A Factory-Made Summer: A Talk with Tom Youngblood’13

By Trevor Howe ’14

“So, what did you do this summer?” Honestly, this question is just a seasonal form of the daily conversation-starter “How are you?” We care occasionally, but for the most part a sentence-or-two response will suffice. In some situations, though, someone recounts a summer so epic that has absolutely no references to lifeguarding or working at a camp. This is exactly what happened when Tom Youngblood ’13 made mention of his globe trotting summer of marketing, business administration, and general excellence.

Youngblood was admitted as a January-Admit in 2009, and spent the first semester of his freshman year in London along with around thirty other incoming first-years. On campus, Youngblood is on the swim team, a captain of the water polo team, the media relations photographer, and a self-proclaimed “prolific library vending machine user.” Youngblood is a History major but is also interested in photography and film production.

When I first asked him about his summer the response I got was about a minute long; he just mentioned that he had an internship that allowed him to work in both Germany and China. Later that night I realized that I still had no idea what it was that he had actually done. For all I knew he could have been working with a gypsy circus, or involved in some kind of illegal production. Luckily, as I later found out, it was neither of those scenarios.

After deciding that he didn’t want to spend another semester away from our lovely home atop the Hill, Youngblood began looking for professional international summer internships in lieu of a semester abroad. Having taken Chinese all throughout high school and for a year at Hamilton, Youngblood knew that he wanted China to be the target location for his internship.

Youngblood stumbled upon a family connection to a global solutions firm called Freudenberg which is based out of Weinheim, Germany. His cousin was heading the ‘non-woven interlinings’ business at Freudenberg, which also has operations in China, and as fate would have it Youngblood promptly began emailing a distant family friend. In the textile-producing world, non-woven interlinings are used in the seams of all types of clothes from shirts to shoes and basically give them their form. Within 24 hours of his first email, Youngblood got the job. He relocated to Weinheim, “a tiny, tiny town,” as he describes it, where he would walk 15 minutes through the town to work, and then another 15 minutes through the Freudenberg Complex (a small example of how prevalent this company is there).
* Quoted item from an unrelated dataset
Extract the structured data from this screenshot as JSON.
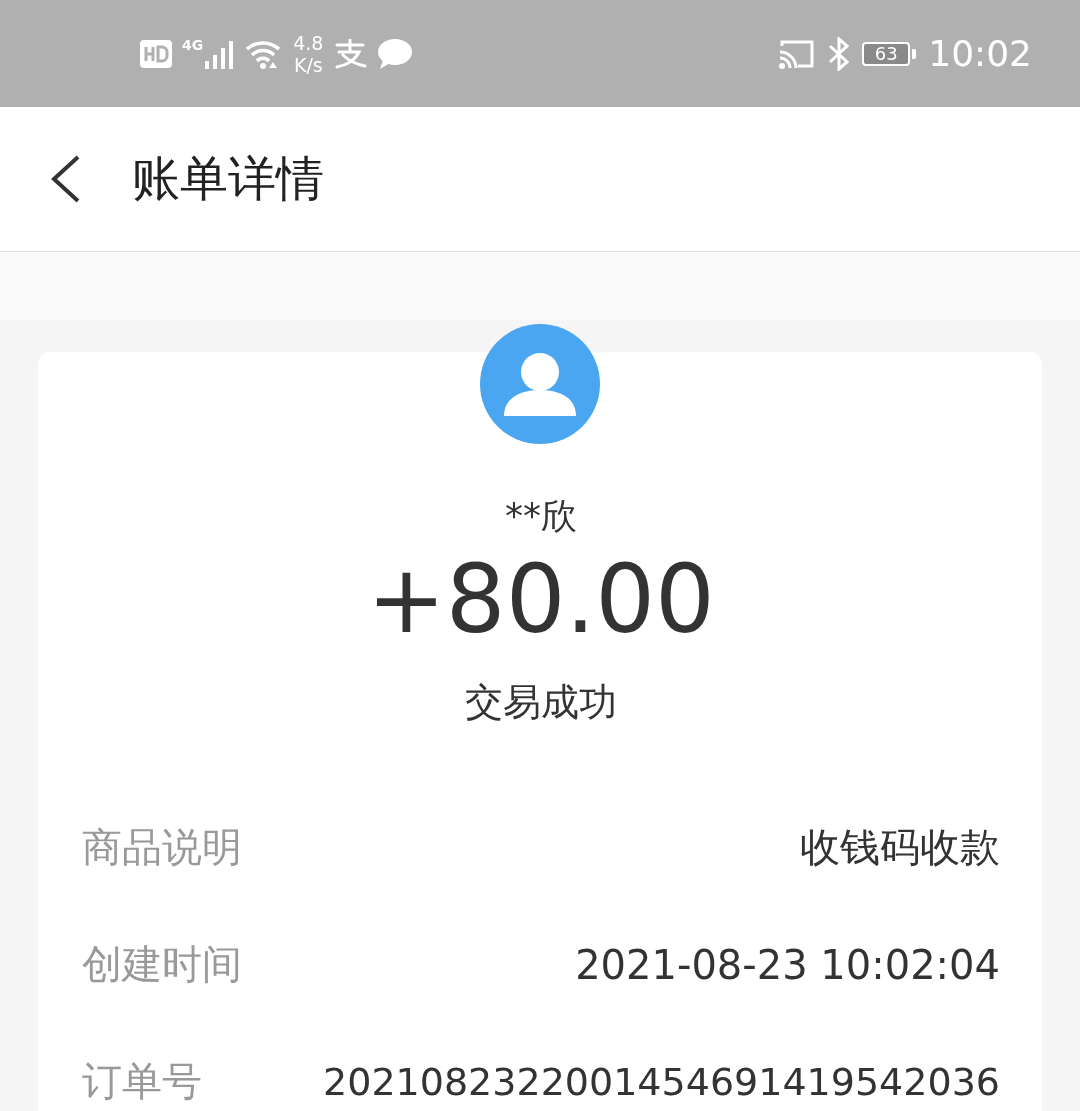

Although Freudenberg has a few different internship options, Youngblood held a unique position by doing a bit of marketing, taking pictures of the textiles, and, as a native English speaker, editing many of the presentations. From Weinheim, which he describes as the “corporate” part of the internship, Youngblood moved to the “regional” part of the internship in Hong Kong. He spent a week there where he did more business administration, and finally moved one final time to Suzhou, China. One stark difference from the common notion of a factory that Youngblood noticed was that the workers there truly wanted to work, mentioning that “they all tried to get in their overtime as often as they could.” Youngblood added how “cool” it was to be like a cog in the huge machine that is China’s booming textile industry.

Of course, one cannot have only work and no play. Being that Weinheim was so small, Youngblood told me that he became friendly with the chef of the Bed and Breakfast that he was staying at. While in Germany, Youngblood spent a weekend in Heidelberg, the nearest city, with a coworker’s son where he met some more locals and even had an encounter with a D-list celebrity. After this fairly quiet experience in Germany, he spent time mingling with other “ex-pats,” getting free bottles of champagne for being Western, and just generally soaking up a unique combination of partying and culture while in China.
Finally, once I felt that certain that my summer was rendered completely pointless and I’d given him enough time to squeeze in as many German impersonations as he could, I decided to wrap up the interview by asking if he had any plans for next summer. Youngblood mentioned his hopes to go out to LA and get involved in film production.

Or in his words: “I’m not saying that global interlining solutions, non-wovens, and highly elastic woven and weft materials are my true calling, but I will say that it was definitely an amazing, world-wide experience. For a 20 year old guy who’s just halfway through a college education, I’d say that it was pretty awesome."